250 Frederick Wicks was four weeks shy of the minimum enlistment age of 19 and just to make sure he would not be rejected he had a letter from his father giving consent to enlist. Fred was a young carpenter born in “Jaspers Brush” Berry NSW and living with his father in Ryde NSW.
Frederick came from a large family of 6 sisters and 4 brothers – His mother Annie Eva Wicks ( nee Miller) had died only 6 months before he enlisted, she was 56.
His father Thomas was a carter for the Ryde council and was proud to have both his son’s Fred and George (Sid) join the AIF.
His letters to his sister Eva, show a young man seemingly unaffected by the dangers of daily life at Anzac Cove.
He was “still going strong” and later describing being wounded by shrapnel as nothing serious and souveniring the pieces removed from his back and shoulder after the operation……. Such was the spirit of this young Anzac.
The following news article in The Cumberland Argus and Fruitgrowers Advocate , in August 1915 accompanied a picture of 250 Frederick Charles Wicks
SAPPER F. C. (FRED) WICKS.
This patriotic soldier is the youngest son of Mr. T. Wicks, of Glebe-street, Ryde, carter for the Ryde Council. He is 19 years of age and left with the Expeditionary Forces on December 22nd last. He is attached to the First Field Company of the Engineers.
Writing to his sister, Eva, from the Dardanelles on June 3rd, he says: —
“We had a pretty Warm reception on landing ashore at 4 a.m. on April 25th — bullets and shrapnel flying all round us. Have had three weeks here and still going strong. I have met Russel Thornton, Syd Adams, and H. Craig on the field, and also J.Luckett.”
His next communication, also to his sister, was from Gallipoli Peninsula, and was dated the 10th of June.
“Just a few lines….to let you know I am still in the land of the living and enjoying the best of health. . . . We had a pretty tough problem landing here on April. 25th, All troops were brought close to land on torpedo boats and then dumped into rowing craft. The enemy were not satisfied, with waiting for us to land but started pegging into us in the torpedo boats.
After getting into the ‘ pleasure boats’ (but not for pleasure) we started out for land with shrapnel and bullets flying all round the boats, but the Turks are very bad shots. As soon as the boats hit bottom we had to jump out, waist deep, and for our lives for cover. All this was done before 4 o’clock in the morning. I put in the whole day dodging about and having a shot where opportunity offered. Many times during the day, whilst under the cover of a bush, the Turks had their machine guns firing all around (about 200 to 300 bullets per minute). The bullets from the machine guns were cutting the tops off the bushes and spreading them all over me. Shells were also flying in all directions. Tho warships were out from shore about six miles, and they were giving the Turks some ‘hurry up.’
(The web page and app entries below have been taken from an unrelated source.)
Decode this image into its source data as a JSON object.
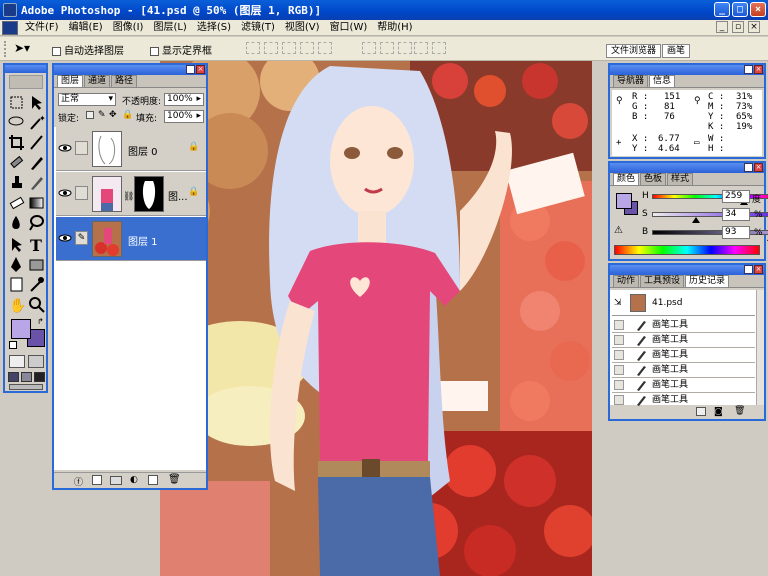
{
  "app": {
    "title": "Adobe Photoshop - [41.psd @ 50% (图层 1, RGB)]"
  },
  "menu": [
    "文件(F)",
    "编辑(E)",
    "图像(I)",
    "图层(L)",
    "选择(S)",
    "滤镜(T)",
    "视图(V)",
    "窗口(W)",
    "帮助(H)"
  ],
  "options": {
    "auto_select": "自动选择图层",
    "show_bounds": "显示定界框"
  },
  "palette_well": {
    "tab1": "文件浏览器",
    "tab2": "画笔"
  },
  "layers_panel": {
    "tabs": [
      "图层",
      "通道",
      "路径"
    ],
    "blend_mode": "正常",
    "opacity_label": "不透明度:",
    "opacity_value": "100%",
    "lock_label": "锁定:",
    "fill_label": "填充:",
    "fill_value": "100%",
    "layers": [
      {
        "name": "图层 0"
      },
      {
        "name": "图..."
      },
      {
        "name": "图层 1"
      }
    ]
  },
  "navigator_panel": {
    "tabs": [
      "导航器",
      "信息"
    ],
    "rgb": {
      "r_label": "R :",
      "r": "151",
      "g_label": "G :",
      "g": "81",
      "b_label": "B :",
      "b": "76"
    },
    "cmyk": {
      "c_label": "C :",
      "c": "31%",
      "m_label": "M :",
      "m": "73%",
      "y_label": "Y :",
      "y": "65%",
      "k_label": "K :",
      "k": "19%"
    },
    "xy": {
      "x_label": "X :",
      "x": "6.77",
      "y_label": "Y :",
      "y": "4.64"
    },
    "wh": {
      "w_label": "W :",
      "h_label": "H :"
    }
  },
  "color_panel": {
    "tabs": [
      "颜色",
      "色板",
      "样式"
    ],
    "h_label": "H",
    "h_value": "259",
    "h_unit": "度",
    "s_label": "S",
    "s_value": "34",
    "s_unit": "%",
    "b_label": "B",
    "b_value": "93",
    "b_unit": "%",
    "h_level": 0.72,
    "s_level": 0.34,
    "b_level": 0.93
  },
  "history_panel": {
    "tabs": [
      "动作",
      "工具预设",
      "历史记录"
    ],
    "snapshot": "41.psd",
    "items": [
      "画笔工具",
      "画笔工具",
      "画笔工具",
      "画笔工具",
      "画笔工具",
      "画笔工具"
    ]
  },
  "colors": {
    "title_blue": "#0047c9",
    "panel_border": "#2a6ad8",
    "selected_layer": "#3a6fd0",
    "foreground": "#b8a6e6",
    "background": "#6a52a8"
  }
}
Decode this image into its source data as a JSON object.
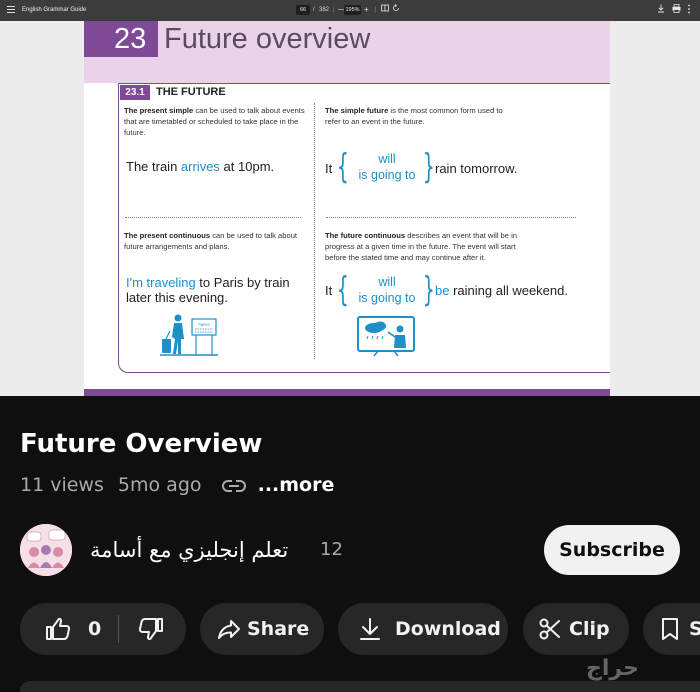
{
  "pdf_viewer": {
    "document_title": "English Grammar Guide",
    "page_current": "66",
    "page_separator": "/",
    "page_total": "382",
    "zoom": "195%",
    "zoom_out": "—",
    "zoom_in": "+"
  },
  "book": {
    "chapter_number": "23",
    "chapter_title": "Future overview",
    "section_number": "23.1",
    "section_title": "THE FUTURE",
    "quadrants": {
      "top_left": {
        "desc_bold": "The present simple",
        "desc_rest": " can be used to talk about events that are timetabled or scheduled to take place in the future.",
        "ex_pre": "The train ",
        "ex_blue": "arrives",
        "ex_post": " at 10pm."
      },
      "top_right": {
        "desc_bold": "The simple future",
        "desc_rest": " is the most common form used to refer to an event in the future.",
        "ex_pre": "It",
        "opt1": "will",
        "opt2": "is going to",
        "ex_post": "rain tomorrow."
      },
      "bottom_left": {
        "desc_bold": "The present continuous",
        "desc_rest": " can be used to talk about future arrangements and plans.",
        "ex_blue": "I'm traveling",
        "ex_post": " to Paris by train later this evening."
      },
      "bottom_right": {
        "desc_bold": "The future continuous",
        "desc_rest": " describes an event that will be in progress at a given time in the future. The event will start before the stated time and may continue after it.",
        "ex_pre": "It",
        "opt1": "will",
        "opt2": "is going to",
        "ex_blue": "be",
        "ex_post": " raining all weekend."
      }
    },
    "sign_text": "PARIS"
  },
  "video": {
    "title": "Future Overview",
    "views": "11 views",
    "age": "5mo ago",
    "more": "...more"
  },
  "channel": {
    "name": "تعلم إنجليزي مع أسامة",
    "subscriber_count": "12",
    "subscribe_label": "Subscribe"
  },
  "actions": {
    "like_count": "0",
    "share_label": "Share",
    "download_label": "Download",
    "clip_label": "Clip",
    "save_label": "S"
  },
  "watermark": "حراج",
  "colors": {
    "chapter_purple": "#7e4a96",
    "header_pink": "#ead3e9",
    "example_blue": "#1e8fc8",
    "youtube_bg": "#0f0f0f",
    "pill_bg": "#272727"
  }
}
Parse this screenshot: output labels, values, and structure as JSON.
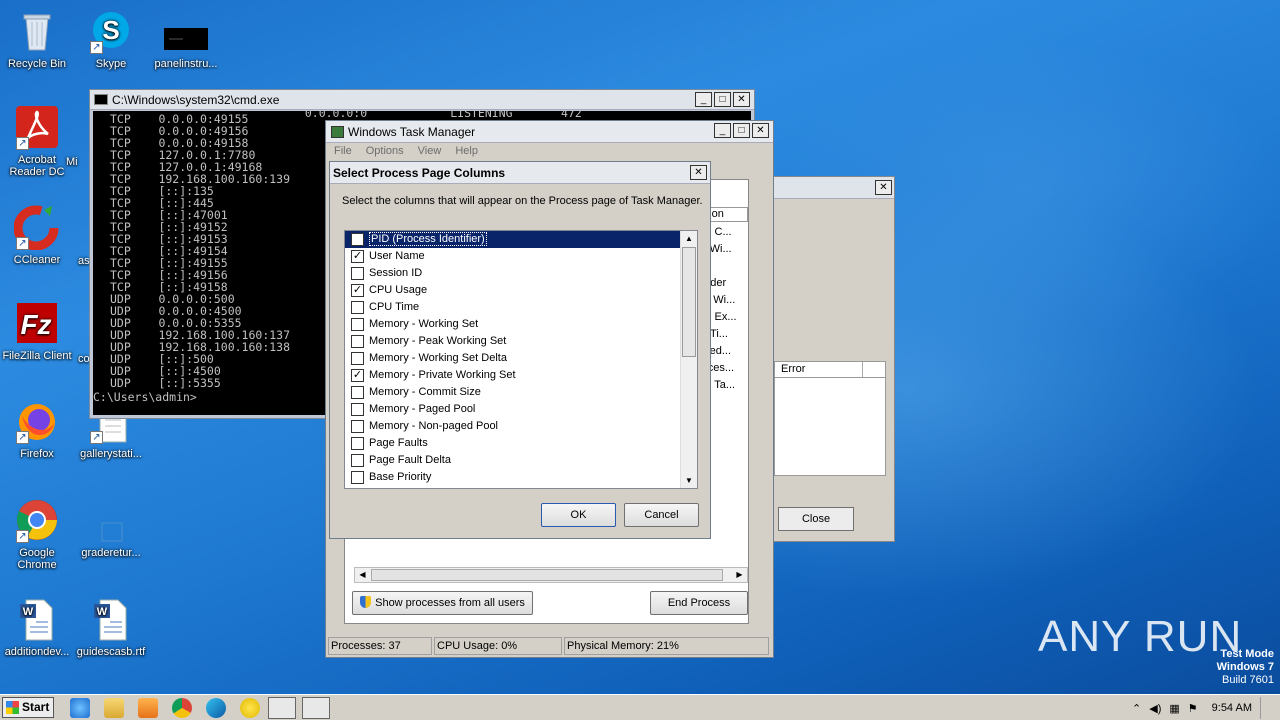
{
  "desktop": {
    "icons": [
      {
        "label": "Recycle Bin"
      },
      {
        "label": "Skype"
      },
      {
        "label": "panelinstru..."
      },
      {
        "label": "Acrobat Reader DC"
      },
      {
        "label": "Mi"
      },
      {
        "label": "CCleaner"
      },
      {
        "label": "as"
      },
      {
        "label": "FileZilla Client"
      },
      {
        "label": "co"
      },
      {
        "label": "Firefox"
      },
      {
        "label": "gallerystati..."
      },
      {
        "label": "Google Chrome"
      },
      {
        "label": "graderetur..."
      },
      {
        "label": "additiondev..."
      },
      {
        "label": "guidescasb.rtf"
      }
    ]
  },
  "cmd": {
    "title": "C:\\Windows\\system32\\cmd.exe",
    "top_partial": "  0.0.0.0:0            LISTENING       472",
    "lines": [
      "TCP    0.0.0.0:49155",
      "TCP    0.0.0.0:49156",
      "TCP    0.0.0.0:49158",
      "TCP    127.0.0.1:7780",
      "TCP    127.0.0.1:49168",
      "TCP    192.168.100.160:139",
      "TCP    [::]:135",
      "TCP    [::]:445",
      "TCP    [::]:47001",
      "TCP    [::]:49152",
      "TCP    [::]:49153",
      "TCP    [::]:49154",
      "TCP    [::]:49155",
      "TCP    [::]:49156",
      "TCP    [::]:49158",
      "UDP    0.0.0.0:500",
      "UDP    0.0.0.0:4500",
      "UDP    0.0.0.0:5355",
      "UDP    192.168.100.160:137",
      "UDP    192.168.100.160:138",
      "UDP    [::]:500",
      "UDP    [::]:4500",
      "UDP    [::]:5355"
    ],
    "prompt": "C:\\Users\\admin>"
  },
  "bg_dialog": {
    "list_header": "Error",
    "close_label": "Close"
  },
  "task_manager": {
    "title": "Windows Task Manager",
    "menu": [
      "File",
      "Options",
      "View",
      "Help"
    ],
    "column_header_peek": "ption",
    "peek_rows": [
      "ws C...",
      "le Wi...",
      "",
      "oader",
      "ap Wi...",
      "ws Ex...",
      "rk Ti...",
      "ched...",
      "roces...",
      "ws Ta..."
    ],
    "show_all_label": "Show processes from all users",
    "end_process_label": "End Process",
    "status": {
      "processes": "Processes: 37",
      "cpu": "CPU Usage: 0%",
      "memory": "Physical Memory: 21%"
    }
  },
  "select_columns": {
    "title": "Select Process Page Columns",
    "description": "Select the columns that will appear on the Process page of Task Manager.",
    "items": [
      {
        "label": "PID (Process Identifier)",
        "checked": false,
        "selected": true
      },
      {
        "label": "User Name",
        "checked": true
      },
      {
        "label": "Session ID",
        "checked": false
      },
      {
        "label": "CPU Usage",
        "checked": true
      },
      {
        "label": "CPU Time",
        "checked": false
      },
      {
        "label": "Memory - Working Set",
        "checked": false
      },
      {
        "label": "Memory - Peak Working Set",
        "checked": false
      },
      {
        "label": "Memory - Working Set Delta",
        "checked": false
      },
      {
        "label": "Memory - Private Working Set",
        "checked": true
      },
      {
        "label": "Memory - Commit Size",
        "checked": false
      },
      {
        "label": "Memory - Paged Pool",
        "checked": false
      },
      {
        "label": "Memory - Non-paged Pool",
        "checked": false
      },
      {
        "label": "Page Faults",
        "checked": false
      },
      {
        "label": "Page Fault Delta",
        "checked": false
      },
      {
        "label": "Base Priority",
        "checked": false
      }
    ],
    "ok_label": "OK",
    "cancel_label": "Cancel"
  },
  "taskbar": {
    "start_label": "Start",
    "clock": "9:54 AM"
  },
  "watermark": {
    "text": "ANY RUN",
    "line1": "Test Mode",
    "line2": "Windows 7",
    "line3": "Build 7601"
  }
}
“To hear the battleships firing is just like one continuous roar of thunder…………All hands have got dug outs in tho side of a hill and it is very funny, when a shell comes over to so the men duck for those shelters just like a lot of rabbits scurrying to their burrows. Thrice have I and my mate had narrow escapes from shells, which were literally landing all round us. – One landed at the foot and another at the head of our dug out, while a third plumped right inside the dug out and blow everything to pieces. We were lucky enough to be out working at the time and I have been laid up this week with a bad foot. We were working on a barge and I trod on a piece of timber with a spike in it, the spike penetrating the bottom of my foot. It will be right again in a few days. About a fortnight ago I witnessed the sinking of one of our battleships.” (Just here the censor had a go.)
The next letter Fred wrote was from Cairo; and was dated July 3rd.
“Dear Father, Sisters, and Brothers,………..,……… no doubt you will be surprised on noticing the above address, to find that I am back in Egypt again. I happened to be on the unlucky side on June 19 by getting wounded on the right shoulder with a bit a shrapnel. I happened to be out working in the open, near a black smith’s forge, which was kicking up a devil of a noise when all of a sudden a shell burst in front of me. Of course I had no time to duck for cover. All of a sudden some thing seemed to catch me on the shoulder and down I went like a log.
I was lucky enough to be near a hospital and so was soon attended to. The bullet entered the front of my right shoulder and went down my back as far as the top of my trousers. It missed the collar bone and lung and did no serious damage. I had it in my back for two days and then went under an operation when it was extracted. I have it in my pocket now and am likely to stick to it. I am still in the hospital and likely to remain here for another week or two before returning to the scene of operations. Nothing broken, but have still got the stiffness in the arm and chest. It is wearing away tip top. Excuse scribble as arm is stiff and I’m in hurry to catch mail. Fred.”